Photo by Scott Rudd
And I was reminded of Lernert and Sander's video How To Explain It To My Parents, 90.
Participating artist Arno Coenen.
Not implying that How To Explain It To My Parents, 90 is necessarily a strong comparison to The Artist is Present, but the aesthetic is strikingly similar and the camera plays a strange yet somewhat secondary role in both. As well, both pieces consider the need to define or resolve one's work, in contrast to remaining tight lipped. For myself this is a an ever present question, especially while tackling the double roles of artist/curator (re- me). As artist I want my work to speak volumes, but as curator I am creating a show, maybe needing a narative of sorts. Alligning both desires is the hard part.
Perhaps Abramović's silent perch underscores the simple need for contemplation in a gallery space. Or, that before begging for answers about performance based art, a deliberate internal moment might reveal explanation enough. While her performances are generally silent in nature and unfocused on persona, for this one in particular she readily places herself in the Artist role. She leaves an opening (with the literal seat) for the viewer in order to cultivate a relationship, and uses a normative table setting as the stage.
But it is with the video component, where the live feed creates a second slightly separate layer, that I am intrigued. The documentation process becomes the channel for viewership, so while it is real time, the viewer is often in fact not present at all. The relationship now has three perspectives, artist, viewer and gaze. The silence between all parties allows for attention to be paid on the body and the emotional presence, or lack of, of the artist. Is it narcissistic? Somewhat. But Abramović's haunting stare is unapologetic (and one would imagine strangely exhausting).
But with silence comes questions. And to me the heart of most conceptual art is the need for a discussion to be born of the piece. Statements and explanations become necessary, and people expect to know inspirations and musings. It seems that Lernert and Sander simply exploit the offshoot dialogue of Arno Coenen's original Eurotrash Brewery Project. I see the conversation as something of an aftershock effect from the initial work, and the film series comes across purely documentary in nature.
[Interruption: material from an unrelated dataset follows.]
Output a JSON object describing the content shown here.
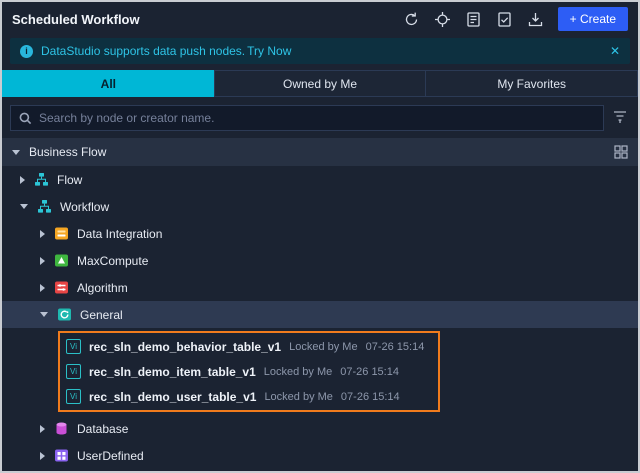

None the less intimate and engaging, Lernert and Sander provide a controlled environment for thoughtful interaction to occur. How To Explain It To My Parents, 90 seems more stagnant though, as the art being discussed has past, and I the viewer have limited access to it other than what is being spoken of. This is the fundamental issue of performance gone past.
As Abramović's retrospective tackles this question she re-stages personal past works with stand-in performers, mirroring her own re-staging of other artist works (Seven Easy Pieces, November 2005). In interviews she states that re-staging is worth the danger of mixing personalities, as without it there are only photographs and film, which are dead. Abramović believes that perhaps the best documentation for her work is just the memory of the audience. It seems that the memories and the experience of the viewer provides enough explanation for her work.
Someone once gave me the advice, don't complain, don't explain. As artist, to explain one's art seems less valuable than to activate one's art, but dialogue does not necessarily need to be excluded. And as viewer, sure, have beef with art you don't understand, but to hold claim on an explanation is another thing altogether.
You seem to have caught the ephemeral. I like it.